-- TASK GOAL --
In the data below, find every line with the string "digit" and pull it out.

-=-=-

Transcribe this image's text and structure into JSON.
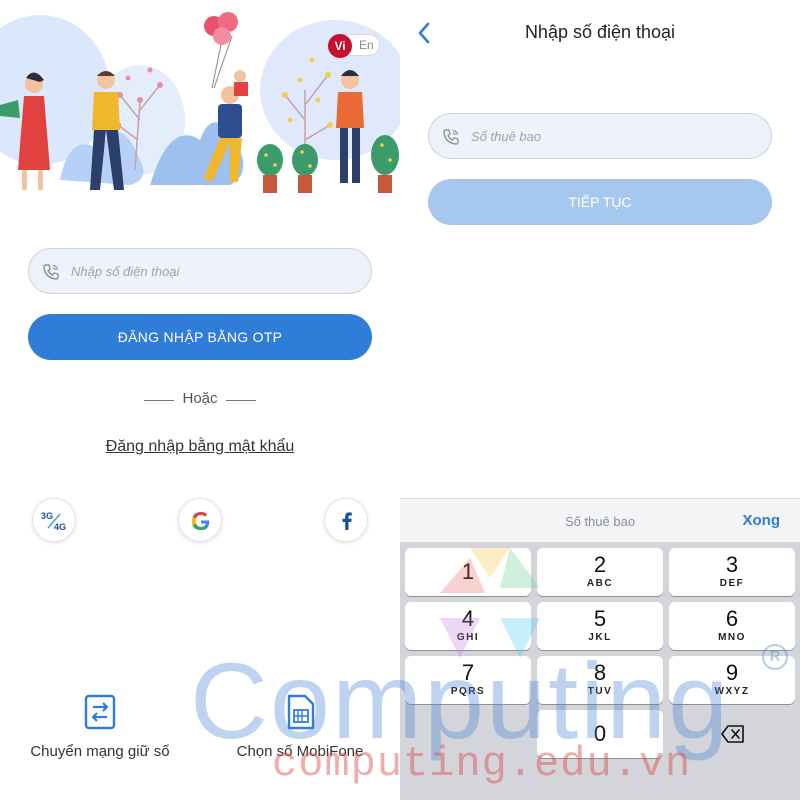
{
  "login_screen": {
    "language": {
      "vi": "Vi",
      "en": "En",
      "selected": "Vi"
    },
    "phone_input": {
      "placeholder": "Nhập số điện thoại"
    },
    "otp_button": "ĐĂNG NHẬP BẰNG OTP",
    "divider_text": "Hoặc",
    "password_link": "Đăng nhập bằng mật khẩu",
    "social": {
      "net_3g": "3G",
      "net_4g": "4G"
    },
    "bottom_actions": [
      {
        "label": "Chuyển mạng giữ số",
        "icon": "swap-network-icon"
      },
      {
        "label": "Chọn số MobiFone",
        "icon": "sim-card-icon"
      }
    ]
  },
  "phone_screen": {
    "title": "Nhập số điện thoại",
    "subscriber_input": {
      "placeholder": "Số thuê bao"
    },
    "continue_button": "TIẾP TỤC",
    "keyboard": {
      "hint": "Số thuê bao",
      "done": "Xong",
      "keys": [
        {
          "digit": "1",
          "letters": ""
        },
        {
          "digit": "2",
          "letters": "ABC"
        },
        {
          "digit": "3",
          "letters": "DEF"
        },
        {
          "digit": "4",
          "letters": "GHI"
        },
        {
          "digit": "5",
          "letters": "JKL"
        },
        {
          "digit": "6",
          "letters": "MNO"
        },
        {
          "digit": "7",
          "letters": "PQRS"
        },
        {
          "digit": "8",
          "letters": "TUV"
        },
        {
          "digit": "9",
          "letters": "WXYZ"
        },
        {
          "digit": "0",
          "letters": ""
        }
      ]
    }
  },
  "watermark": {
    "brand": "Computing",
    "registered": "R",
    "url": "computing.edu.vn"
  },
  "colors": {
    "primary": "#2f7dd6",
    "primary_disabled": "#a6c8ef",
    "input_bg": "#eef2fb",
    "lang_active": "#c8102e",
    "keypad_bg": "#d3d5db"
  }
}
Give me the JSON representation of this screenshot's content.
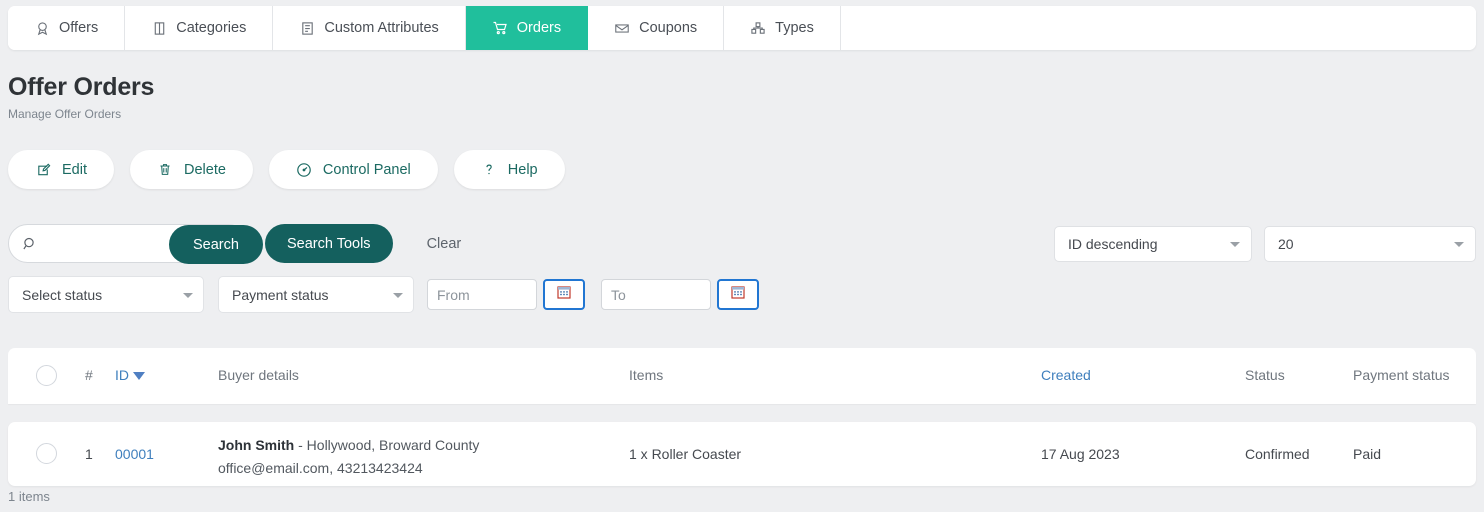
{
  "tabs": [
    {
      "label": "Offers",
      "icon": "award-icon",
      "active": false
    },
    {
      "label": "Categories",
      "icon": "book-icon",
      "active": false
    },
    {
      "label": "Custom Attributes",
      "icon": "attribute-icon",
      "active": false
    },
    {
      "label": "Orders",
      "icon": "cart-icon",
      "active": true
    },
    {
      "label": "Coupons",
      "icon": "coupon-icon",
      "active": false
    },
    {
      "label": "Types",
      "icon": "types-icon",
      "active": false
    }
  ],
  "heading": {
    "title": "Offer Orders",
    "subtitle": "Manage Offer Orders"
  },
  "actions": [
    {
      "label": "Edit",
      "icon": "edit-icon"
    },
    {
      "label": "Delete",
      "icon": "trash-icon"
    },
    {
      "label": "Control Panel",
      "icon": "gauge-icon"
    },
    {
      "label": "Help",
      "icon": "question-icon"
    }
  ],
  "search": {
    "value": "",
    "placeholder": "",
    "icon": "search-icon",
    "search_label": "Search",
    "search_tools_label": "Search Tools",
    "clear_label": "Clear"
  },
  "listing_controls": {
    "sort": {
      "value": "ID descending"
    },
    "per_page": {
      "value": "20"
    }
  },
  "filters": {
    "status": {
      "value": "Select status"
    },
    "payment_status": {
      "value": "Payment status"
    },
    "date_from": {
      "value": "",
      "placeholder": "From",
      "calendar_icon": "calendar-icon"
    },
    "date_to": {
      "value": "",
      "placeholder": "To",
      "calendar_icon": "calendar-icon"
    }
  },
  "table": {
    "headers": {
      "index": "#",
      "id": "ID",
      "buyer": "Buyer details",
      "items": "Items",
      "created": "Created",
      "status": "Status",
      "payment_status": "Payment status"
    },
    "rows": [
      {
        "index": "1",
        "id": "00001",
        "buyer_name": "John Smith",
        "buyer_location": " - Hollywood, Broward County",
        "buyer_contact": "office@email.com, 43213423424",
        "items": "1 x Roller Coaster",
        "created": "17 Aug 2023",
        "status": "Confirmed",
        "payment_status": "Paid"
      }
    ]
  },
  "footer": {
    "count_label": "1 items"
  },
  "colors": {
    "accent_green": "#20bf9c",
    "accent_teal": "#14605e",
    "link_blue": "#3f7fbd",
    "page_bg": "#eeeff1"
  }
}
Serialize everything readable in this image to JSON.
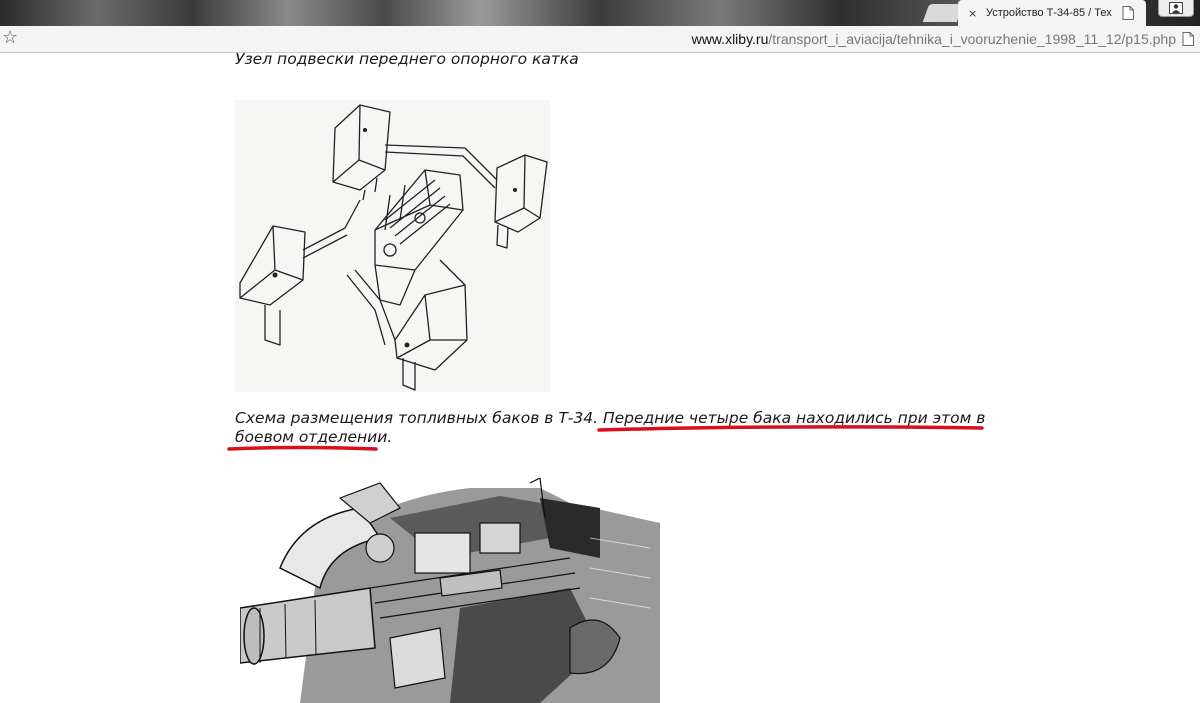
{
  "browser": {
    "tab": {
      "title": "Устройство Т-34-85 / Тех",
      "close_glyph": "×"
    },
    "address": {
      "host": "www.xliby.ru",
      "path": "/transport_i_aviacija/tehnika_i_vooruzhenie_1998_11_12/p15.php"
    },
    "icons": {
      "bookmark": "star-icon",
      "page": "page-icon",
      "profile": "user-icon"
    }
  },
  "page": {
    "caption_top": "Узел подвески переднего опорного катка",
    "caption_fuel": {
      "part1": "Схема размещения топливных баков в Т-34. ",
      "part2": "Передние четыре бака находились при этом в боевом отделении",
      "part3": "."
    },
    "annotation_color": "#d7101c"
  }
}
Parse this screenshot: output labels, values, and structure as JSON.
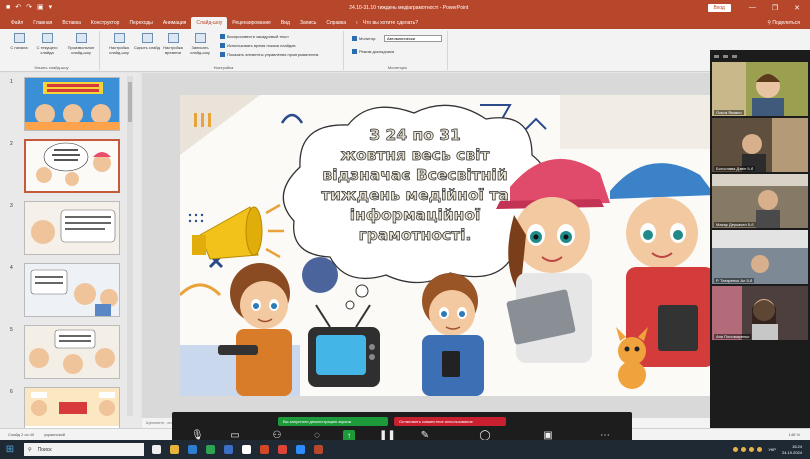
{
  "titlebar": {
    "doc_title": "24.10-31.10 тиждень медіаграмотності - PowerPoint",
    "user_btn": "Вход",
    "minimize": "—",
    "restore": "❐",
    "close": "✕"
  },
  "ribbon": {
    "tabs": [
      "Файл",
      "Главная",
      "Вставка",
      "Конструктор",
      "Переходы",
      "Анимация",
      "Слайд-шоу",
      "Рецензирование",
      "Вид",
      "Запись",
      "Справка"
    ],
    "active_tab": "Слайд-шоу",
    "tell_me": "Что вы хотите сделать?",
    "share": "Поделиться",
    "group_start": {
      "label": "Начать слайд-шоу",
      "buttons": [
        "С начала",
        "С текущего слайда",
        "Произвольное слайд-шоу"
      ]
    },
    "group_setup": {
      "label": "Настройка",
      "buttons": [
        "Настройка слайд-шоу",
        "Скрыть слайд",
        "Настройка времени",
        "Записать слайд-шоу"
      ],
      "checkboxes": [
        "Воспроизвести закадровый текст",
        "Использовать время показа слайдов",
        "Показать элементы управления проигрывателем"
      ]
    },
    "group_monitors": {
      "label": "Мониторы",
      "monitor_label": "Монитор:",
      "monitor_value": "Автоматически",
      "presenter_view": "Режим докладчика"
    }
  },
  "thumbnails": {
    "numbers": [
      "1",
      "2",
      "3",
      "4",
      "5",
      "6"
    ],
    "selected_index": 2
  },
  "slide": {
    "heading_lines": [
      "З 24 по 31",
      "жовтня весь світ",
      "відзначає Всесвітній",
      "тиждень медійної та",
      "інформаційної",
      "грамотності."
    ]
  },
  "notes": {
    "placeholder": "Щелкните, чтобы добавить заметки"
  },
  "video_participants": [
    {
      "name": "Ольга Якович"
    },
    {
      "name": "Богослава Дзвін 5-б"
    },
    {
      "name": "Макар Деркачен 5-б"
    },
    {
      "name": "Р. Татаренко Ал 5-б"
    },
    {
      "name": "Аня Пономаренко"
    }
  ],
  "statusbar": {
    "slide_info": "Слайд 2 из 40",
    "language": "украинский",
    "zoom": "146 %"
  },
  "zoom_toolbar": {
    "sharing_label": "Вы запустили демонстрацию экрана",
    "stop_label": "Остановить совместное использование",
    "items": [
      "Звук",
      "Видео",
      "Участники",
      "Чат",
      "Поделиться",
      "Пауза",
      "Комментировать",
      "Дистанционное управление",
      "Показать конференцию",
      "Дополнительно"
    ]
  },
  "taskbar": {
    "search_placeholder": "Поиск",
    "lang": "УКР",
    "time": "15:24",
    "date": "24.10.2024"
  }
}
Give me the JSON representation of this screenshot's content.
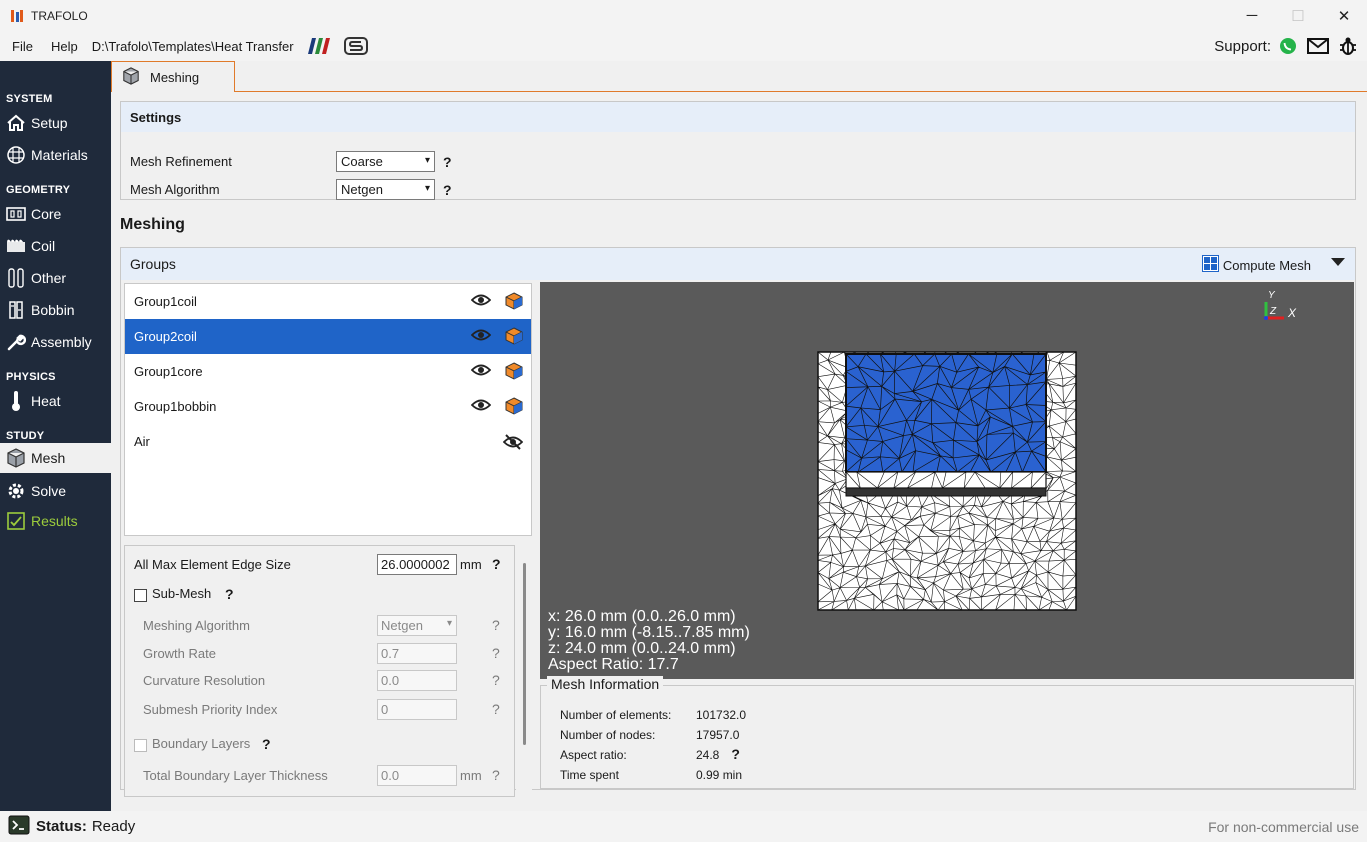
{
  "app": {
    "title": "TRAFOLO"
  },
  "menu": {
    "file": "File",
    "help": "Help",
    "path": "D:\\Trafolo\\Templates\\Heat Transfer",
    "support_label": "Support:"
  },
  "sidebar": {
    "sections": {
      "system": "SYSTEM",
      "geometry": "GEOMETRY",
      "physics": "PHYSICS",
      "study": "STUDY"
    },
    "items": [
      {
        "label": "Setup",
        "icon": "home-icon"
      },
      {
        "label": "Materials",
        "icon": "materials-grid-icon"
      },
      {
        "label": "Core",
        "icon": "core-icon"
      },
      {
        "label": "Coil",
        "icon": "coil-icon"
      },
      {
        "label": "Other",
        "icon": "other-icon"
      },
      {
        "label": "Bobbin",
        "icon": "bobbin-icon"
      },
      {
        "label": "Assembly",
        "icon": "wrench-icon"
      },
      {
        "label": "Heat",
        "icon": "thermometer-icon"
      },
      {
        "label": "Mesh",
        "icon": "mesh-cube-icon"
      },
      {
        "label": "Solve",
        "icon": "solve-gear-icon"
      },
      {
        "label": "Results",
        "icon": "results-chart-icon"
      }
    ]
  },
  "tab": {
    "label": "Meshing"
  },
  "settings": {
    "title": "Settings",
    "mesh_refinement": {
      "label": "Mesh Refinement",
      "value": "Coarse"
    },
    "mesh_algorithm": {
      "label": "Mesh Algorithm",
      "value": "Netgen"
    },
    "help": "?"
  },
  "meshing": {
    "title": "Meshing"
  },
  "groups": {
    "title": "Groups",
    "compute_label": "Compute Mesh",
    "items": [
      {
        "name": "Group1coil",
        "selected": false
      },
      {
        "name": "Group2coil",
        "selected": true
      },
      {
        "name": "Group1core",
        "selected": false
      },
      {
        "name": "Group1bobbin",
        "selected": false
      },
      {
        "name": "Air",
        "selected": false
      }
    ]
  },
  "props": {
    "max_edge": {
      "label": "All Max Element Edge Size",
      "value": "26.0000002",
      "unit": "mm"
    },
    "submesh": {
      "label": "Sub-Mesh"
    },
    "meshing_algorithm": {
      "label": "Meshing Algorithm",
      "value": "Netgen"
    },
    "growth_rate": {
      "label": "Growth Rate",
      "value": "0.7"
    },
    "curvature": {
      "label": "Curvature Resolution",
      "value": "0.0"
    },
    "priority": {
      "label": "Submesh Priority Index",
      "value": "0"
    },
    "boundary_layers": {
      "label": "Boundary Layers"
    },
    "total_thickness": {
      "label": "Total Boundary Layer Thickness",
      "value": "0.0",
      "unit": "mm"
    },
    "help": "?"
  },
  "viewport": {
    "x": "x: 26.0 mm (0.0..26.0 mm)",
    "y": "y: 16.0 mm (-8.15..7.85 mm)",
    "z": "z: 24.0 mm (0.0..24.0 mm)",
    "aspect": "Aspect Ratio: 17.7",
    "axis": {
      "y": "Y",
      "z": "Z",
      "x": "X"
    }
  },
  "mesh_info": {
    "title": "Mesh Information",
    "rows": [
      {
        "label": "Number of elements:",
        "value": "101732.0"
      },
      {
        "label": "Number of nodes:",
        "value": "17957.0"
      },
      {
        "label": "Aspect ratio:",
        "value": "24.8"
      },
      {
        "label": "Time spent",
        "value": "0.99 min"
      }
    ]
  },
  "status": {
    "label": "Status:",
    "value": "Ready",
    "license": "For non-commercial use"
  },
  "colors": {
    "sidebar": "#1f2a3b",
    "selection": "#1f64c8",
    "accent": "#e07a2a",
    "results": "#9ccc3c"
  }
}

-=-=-

-- WRITTEN RESPONSE --
          "digit": "1",
          "digit": "2",
          "digit": "3",
          "digit": "4",
          "digit": "5",
          "digit": "6",
          "digit": "7",
          "digit": "8",
          "digit": "9",
          "digit": "0",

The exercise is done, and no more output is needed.